Emile Durkheim, a luminary in the annals of sociology, stands as a towering figure whose intellectual legacy continues to reverberate through the discipline. His pioneering contributions have not only shaped the foundations of sociology but have also provided a lens through which scholars perceive and analyze the intricate tapestry of society. Delving into Durkheim's work unveils a rich array of sociological concepts and theories that have become embedded in the discipline's vocabulary.
In his groundbreaking work, "The Division of Labor in Society," Durkheim introduced the concept of organic solidarity, a term that encapsulates the interdependence of individuals in modern, industrialized societies. This concept marks a departure from the earlier notion of mechanical solidarity, where societal cohesion was based on shared similarities. Durkheim's insights laid the groundwork for understanding how specialization and interdependence shape the social fabric in complex societies.
Durkheim's exploration of anomie in "Suicide: A Study in Sociology" provides a profound understanding of societal dynamics. Anomie, a term etched into sociological vocabulary, refers to a state of normlessness or a breakdown of social order. Durkheim's meticulous analysis of suicide rates demonstrated how anomie, stemming from rapid social changes, could lead to increased rates of self-destructive behaviors, offering a timeless insight into the impact of social upheaval on individual well-being.
"The Elementary Forms of Religious Life" marked Durkheim's foray into the sociological study of religion, introducing the term collective effervescence to describe the shared emotional experience during religious rituals. Here, Durkheim illuminated the communal nature of religious practices and their role in fostering social cohesion. His exploration of religion extends beyond the spiritual realm, emphasizing its societal functions as a moral anchor and a unifying force.
"The Rules of Sociological Method" laid out Durkheim's methodological approach, emphasizing the importance of social facts, which are external to individuals yet exert a powerful influence on their behavior. Durkheim's advocacy for empirical research and the objective study of social phenomena established the foundation for positivist sociology, underscoring the need for systematic and scientific inquiry into the social world.
Durkheim's reflections on education, as articulated in "Education and Sociology," offer insights into the role of education as a vehicle for transmitting societal values and fostering social integration. His examination of education as a moral and socializing agent underscores its significance in shaping the fabric of society, laying the groundwork for subsequent sociological inquiries into the dynamics of educational institutions.

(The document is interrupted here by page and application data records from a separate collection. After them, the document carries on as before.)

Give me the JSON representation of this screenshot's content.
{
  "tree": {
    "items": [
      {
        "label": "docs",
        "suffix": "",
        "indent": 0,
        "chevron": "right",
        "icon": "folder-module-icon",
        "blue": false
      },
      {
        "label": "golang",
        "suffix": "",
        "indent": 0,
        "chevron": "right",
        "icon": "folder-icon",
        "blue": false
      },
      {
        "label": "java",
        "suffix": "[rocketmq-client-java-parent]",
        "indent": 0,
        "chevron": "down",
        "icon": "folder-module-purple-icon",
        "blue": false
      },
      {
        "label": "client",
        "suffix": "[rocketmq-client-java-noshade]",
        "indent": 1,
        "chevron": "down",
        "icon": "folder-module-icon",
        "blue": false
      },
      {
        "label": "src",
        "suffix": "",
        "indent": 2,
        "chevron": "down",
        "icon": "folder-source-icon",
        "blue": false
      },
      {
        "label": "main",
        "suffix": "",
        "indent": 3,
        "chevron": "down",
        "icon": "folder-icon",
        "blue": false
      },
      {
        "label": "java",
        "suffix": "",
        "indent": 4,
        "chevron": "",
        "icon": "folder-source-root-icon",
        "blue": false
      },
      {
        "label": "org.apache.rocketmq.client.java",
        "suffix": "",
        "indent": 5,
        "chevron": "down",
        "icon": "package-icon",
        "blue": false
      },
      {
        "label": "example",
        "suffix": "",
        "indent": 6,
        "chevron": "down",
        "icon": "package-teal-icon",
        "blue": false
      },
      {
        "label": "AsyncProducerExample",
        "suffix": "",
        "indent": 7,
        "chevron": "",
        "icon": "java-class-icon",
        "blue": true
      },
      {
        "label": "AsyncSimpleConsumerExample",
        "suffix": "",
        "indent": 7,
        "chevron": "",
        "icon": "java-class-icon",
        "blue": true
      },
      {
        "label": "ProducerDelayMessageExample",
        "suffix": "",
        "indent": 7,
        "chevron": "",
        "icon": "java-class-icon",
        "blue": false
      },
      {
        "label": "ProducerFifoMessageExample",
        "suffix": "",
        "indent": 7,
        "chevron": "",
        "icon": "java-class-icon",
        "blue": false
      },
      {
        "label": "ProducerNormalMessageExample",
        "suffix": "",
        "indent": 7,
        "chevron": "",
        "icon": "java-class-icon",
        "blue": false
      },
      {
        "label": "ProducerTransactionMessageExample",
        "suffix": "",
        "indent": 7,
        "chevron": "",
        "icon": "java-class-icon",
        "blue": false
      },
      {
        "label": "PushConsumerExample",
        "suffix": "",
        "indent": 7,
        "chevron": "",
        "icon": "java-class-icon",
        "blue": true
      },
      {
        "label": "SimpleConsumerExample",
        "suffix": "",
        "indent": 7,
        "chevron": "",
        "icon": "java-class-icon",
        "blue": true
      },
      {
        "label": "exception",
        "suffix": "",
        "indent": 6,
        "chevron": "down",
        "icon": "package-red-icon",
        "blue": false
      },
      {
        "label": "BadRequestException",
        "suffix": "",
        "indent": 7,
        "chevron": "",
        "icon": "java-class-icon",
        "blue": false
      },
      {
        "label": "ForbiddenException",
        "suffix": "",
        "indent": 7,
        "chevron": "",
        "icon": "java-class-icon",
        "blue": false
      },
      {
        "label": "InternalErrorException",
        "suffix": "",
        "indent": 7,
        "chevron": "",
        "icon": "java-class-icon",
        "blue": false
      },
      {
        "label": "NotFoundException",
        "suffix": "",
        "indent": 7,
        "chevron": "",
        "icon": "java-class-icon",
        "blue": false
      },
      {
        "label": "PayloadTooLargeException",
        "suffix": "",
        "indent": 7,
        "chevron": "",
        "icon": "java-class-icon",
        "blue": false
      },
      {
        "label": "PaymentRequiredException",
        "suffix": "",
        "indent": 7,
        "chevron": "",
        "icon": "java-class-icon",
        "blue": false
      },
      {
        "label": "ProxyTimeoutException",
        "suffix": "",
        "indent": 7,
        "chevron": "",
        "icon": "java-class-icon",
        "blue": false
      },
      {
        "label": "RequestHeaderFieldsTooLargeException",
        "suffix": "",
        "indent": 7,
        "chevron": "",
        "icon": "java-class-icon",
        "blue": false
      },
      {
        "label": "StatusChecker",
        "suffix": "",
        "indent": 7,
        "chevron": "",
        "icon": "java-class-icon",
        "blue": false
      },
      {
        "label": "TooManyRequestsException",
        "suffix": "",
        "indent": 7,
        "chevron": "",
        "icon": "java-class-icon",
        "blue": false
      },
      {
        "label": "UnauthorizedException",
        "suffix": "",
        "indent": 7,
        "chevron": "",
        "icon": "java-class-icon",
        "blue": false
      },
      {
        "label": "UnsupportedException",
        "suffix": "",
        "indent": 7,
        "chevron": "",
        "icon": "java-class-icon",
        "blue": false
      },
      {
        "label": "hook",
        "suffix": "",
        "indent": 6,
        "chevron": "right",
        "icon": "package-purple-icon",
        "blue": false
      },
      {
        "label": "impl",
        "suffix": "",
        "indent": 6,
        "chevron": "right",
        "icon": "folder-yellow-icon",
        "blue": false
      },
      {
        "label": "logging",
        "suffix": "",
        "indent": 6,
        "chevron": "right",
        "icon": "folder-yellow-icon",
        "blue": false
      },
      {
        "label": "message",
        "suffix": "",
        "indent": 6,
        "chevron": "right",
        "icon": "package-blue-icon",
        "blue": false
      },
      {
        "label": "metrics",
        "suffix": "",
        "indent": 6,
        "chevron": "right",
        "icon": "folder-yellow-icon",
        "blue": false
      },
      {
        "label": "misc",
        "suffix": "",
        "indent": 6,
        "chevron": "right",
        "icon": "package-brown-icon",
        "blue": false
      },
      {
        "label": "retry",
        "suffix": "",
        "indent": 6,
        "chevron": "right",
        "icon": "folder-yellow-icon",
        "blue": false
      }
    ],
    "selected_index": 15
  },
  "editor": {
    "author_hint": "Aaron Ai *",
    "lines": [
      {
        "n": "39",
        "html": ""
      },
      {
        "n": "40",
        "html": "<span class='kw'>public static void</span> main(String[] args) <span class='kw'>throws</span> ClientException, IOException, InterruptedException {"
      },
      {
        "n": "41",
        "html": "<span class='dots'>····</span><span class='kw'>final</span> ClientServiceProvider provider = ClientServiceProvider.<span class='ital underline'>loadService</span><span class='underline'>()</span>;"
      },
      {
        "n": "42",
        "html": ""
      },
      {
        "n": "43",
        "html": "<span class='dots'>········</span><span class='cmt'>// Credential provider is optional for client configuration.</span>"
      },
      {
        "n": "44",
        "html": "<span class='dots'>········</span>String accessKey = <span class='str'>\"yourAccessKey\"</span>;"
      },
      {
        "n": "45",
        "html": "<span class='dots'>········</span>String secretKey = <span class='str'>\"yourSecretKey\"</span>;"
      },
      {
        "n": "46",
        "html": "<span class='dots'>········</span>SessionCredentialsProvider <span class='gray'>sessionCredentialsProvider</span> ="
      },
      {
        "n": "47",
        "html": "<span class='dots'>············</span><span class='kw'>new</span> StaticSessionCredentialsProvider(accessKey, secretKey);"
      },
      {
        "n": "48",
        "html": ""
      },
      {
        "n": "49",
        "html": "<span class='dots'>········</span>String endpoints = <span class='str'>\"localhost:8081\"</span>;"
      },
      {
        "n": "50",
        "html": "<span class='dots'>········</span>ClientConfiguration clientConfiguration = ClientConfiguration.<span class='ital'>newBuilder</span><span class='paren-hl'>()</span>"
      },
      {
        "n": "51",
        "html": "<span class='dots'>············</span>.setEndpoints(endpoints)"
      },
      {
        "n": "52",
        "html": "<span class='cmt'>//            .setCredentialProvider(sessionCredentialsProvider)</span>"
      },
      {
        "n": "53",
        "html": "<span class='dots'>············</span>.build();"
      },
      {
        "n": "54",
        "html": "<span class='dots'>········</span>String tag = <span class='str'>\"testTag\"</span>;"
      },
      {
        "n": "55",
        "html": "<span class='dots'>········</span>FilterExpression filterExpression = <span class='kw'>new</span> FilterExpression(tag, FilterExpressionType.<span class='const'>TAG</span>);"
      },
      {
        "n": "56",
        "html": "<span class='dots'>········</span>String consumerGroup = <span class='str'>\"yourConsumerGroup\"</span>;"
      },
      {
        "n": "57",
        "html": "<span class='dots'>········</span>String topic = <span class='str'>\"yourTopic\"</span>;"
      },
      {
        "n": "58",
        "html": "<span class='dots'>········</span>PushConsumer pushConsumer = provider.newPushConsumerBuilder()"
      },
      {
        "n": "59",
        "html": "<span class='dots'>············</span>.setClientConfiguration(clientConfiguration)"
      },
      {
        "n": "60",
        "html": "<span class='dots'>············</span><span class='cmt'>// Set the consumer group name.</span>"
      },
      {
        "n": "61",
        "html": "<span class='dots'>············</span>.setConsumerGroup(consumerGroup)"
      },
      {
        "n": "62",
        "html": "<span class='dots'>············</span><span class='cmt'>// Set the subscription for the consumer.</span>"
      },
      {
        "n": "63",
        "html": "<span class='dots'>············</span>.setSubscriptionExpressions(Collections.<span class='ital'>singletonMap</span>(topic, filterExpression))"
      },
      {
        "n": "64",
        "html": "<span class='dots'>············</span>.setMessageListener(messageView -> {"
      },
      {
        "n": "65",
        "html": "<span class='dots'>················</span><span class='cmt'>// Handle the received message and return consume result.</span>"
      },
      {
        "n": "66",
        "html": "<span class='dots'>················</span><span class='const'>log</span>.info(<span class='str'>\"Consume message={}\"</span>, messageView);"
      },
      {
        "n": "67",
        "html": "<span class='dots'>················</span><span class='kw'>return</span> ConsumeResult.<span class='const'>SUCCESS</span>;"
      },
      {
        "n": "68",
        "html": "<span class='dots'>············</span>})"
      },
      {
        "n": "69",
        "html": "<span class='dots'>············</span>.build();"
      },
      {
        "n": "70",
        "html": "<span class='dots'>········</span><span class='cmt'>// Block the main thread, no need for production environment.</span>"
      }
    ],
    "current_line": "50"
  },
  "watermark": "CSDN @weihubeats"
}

Furthermore, Durkheim's concept of anomic suicide remains a poignant contribution to sociological discussions on mental health and societal well-being. The idea that societal disintegration can contribute to individual distress carries profound implications for understanding and addressing mental health issues in modern societies.
In the realm of contemporary sociology, scholars like Robert K. Merton have built upon Durkheim's legacy. Merton's "Social Structure and Anomie" introduced the concept of strain theory, an extension of Durkheim's ideas on anomie. Merton explored how societal structures can create conditions that lead to deviant behavior, adding a layer of complexity to Durkheim's original insights.
Durkheim's influence is also discernible in the works of Talcott Parsons, a prominent figure who further developed the structural-functional approach to understanding society. Parsons expanded on Durkheim's notion of social integration, emphasizing its role in maintaining social order and stability. The intricate interplay of social institutions and their functions, as explored by Durkheim, became a cornerstone for subsequent structural-functional analyses within sociology.
Moreover, Durkheim's impact extends into the realms of crime and deviance. His insights on social order and the functions of punishment, as explored in "The Rules of Sociological Method," paved the way for sociologists like Émile Durkheim and his work on anomie and its relation to criminal behavior. This interdisciplinary approach highlights the enduring relevance of Durkheim's ideas across various sociological subfields.
In conclusion, Emile Durkheim's contributions to sociology are profound and enduring. His exploration of organic solidarity, anomie, religion, social facts, education, and crime and deviance has left an indelible mark on the discipline. As sociologists continue to engage with Durkheim's ideas, his work remains an essential touchstone for those seeking to unravel the intricate dynamics of the social world. Durkheim's intellectual legacy endures as a guiding beacon for scholars navigating the complexities of society, offering timeless insights into the mechanisms that bind individuals and communities together within the sociological tapestry. Durkheim's holistic understanding of society, encompassing its structural, functional, and cultural dimensions, ensures that his work will continue to shape sociological inquiry for generations to come.